EXERCISE AIM> Below are records. Find each line in them that holds the word "icon" and copy it.

***** RECORDS FOR THE TASK *****

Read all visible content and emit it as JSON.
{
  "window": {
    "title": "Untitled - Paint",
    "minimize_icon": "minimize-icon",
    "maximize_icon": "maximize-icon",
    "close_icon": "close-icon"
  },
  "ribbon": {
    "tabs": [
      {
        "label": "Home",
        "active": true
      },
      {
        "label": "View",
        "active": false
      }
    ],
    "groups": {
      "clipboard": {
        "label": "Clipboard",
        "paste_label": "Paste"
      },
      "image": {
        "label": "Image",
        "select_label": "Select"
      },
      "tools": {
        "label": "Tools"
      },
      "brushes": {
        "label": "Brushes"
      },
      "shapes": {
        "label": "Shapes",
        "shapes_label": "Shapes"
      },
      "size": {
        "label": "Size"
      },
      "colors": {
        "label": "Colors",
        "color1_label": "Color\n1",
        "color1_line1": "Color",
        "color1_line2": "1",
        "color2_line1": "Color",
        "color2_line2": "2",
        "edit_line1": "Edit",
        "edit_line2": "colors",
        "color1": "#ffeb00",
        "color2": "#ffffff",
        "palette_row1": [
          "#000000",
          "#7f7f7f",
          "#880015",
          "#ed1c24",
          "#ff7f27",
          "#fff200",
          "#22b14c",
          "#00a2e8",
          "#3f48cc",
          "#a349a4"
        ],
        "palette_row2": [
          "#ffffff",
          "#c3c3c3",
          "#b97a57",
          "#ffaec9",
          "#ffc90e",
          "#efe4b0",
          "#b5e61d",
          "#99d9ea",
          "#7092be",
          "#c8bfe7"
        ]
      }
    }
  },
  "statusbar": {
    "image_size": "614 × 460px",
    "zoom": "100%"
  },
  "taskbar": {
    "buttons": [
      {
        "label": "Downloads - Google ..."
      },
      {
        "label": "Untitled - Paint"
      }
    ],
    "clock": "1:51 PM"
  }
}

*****

TASK RESULT>
    "minimize_icon": "minimize-icon",
    "maximize_icon": "maximize-icon",
    "close_icon": "close-icon"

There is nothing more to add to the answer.